In the dialogues, people recalled the many petitions made over the decades to political leaders, only for them to be dismissed as soon as the government jet’s wheels lifted from the tarmac. They recalled those seminal statements and earlier petitions preserved behind glass and wheeled out for NAIDOC Week or National Reconciliation Week by the Australian parliament. Like the Aboriginal flag, they all inevitably become the property – or enter the custody – of the Commonwealth.

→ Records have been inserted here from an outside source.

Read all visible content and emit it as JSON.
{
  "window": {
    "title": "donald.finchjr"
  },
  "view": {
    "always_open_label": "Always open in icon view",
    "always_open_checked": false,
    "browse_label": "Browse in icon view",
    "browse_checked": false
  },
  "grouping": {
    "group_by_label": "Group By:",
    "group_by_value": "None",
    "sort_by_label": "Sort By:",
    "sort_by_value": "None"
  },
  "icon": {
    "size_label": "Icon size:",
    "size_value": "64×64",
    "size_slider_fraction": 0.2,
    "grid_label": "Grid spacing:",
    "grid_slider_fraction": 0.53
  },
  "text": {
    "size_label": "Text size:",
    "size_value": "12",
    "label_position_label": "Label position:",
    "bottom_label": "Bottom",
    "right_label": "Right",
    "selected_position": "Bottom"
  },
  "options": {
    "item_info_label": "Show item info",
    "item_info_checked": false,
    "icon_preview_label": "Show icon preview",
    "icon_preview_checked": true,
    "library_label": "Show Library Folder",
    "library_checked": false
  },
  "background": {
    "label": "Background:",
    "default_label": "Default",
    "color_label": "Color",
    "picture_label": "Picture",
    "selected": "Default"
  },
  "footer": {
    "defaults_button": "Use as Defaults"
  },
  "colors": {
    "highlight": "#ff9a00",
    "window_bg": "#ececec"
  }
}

During the closing ceremony of the National Constitutional Convention in 2017, we were adamant that the “gifts” – the Piti, Tjutinypa and Tjara – handed to us by Pitjantjatjara elder Sammy Wilson, a traditional owner of Uluṟu, on behalf of the Mutitjulu community, would not fall prey to the national ritual of fawning over tangible objects while eschewing the substantive ask. This is why the Uluṟu painting from the national convention was taken out of circulation five years ago. The Piti (bowl), Sammy Wilson explained, was to carry the message across Australia. Of the Tjutinypa (club and chisel), he said, “That’s the weapon you use to keep talking with the politicians.” The Tjara (shield), he said, was “to defend the Uluru Statement and to keep the message straight.”
When I flew to Canberra following the Uluṟu Statement in May 2017, along with Noel Pearson, Pat Anderson and Sally Scales, for an ABC TV broadcast of Q&A from Parliament House, we entered the Great Hall to take our seats on the set. Inauspiciously, beside the doorway was a box displaying the Barunga Statement. Would this also be the fate of the Uluṟu Statement from the Heart? To become one in a long line of serious and substantive proposals for structural change refashioned into an historical artefact by the Frozen Continent?
Changing the constitution is a mammoth task. During the regional dialogues, I would recite the record with some trepidation: only eight out of forty-four referendums have been successful since 1901. The old people would chortle knowingly, for they remembered the 1967 referendum, when Australians voted “Yes” to the federal power to make laws for Aboriginal people. They had either been active in the campaign themselves or watched their parents campaign. They were not deterred by the record. They would proudly declare they had received the highest “Yes” vote in the history of Australian referendums. They were earnest in their faith in the fundamental decency of the Australian people. The 2023 referendum campaign will determine whether that faith is misplaced or not.
The story so far seems to suggest that Pearson’s theory of the “most unloved people” belongs to an Old Australia. This Ghost of Australia Past is sustained by a cashed-up “No” campaign, reliant on the economic and social might of the conservative silent generation and baby boomers, with in-kind support from some media. Conservatives are busy carving out a convenient narrative for themselves that there is a reasoned and respectable case for “No”; there isn’t. As journalist Niki Savva wrote recently, “While it is not true to say that every Australian who votes No in the Voice referendum is a racist, you can bet your bottom dollar that every racist will vote No.” The cumulative wealth and power of the rusted-on “No” voters, their prominence in media ownership and on corporate boards, their conservatism and their unwillingness to commit to social change should be juxtaposed with the ascendant, vibrant, new Australia, one that believes in social change and inclusion.
ALSO FROM QUARTERLY ESSAY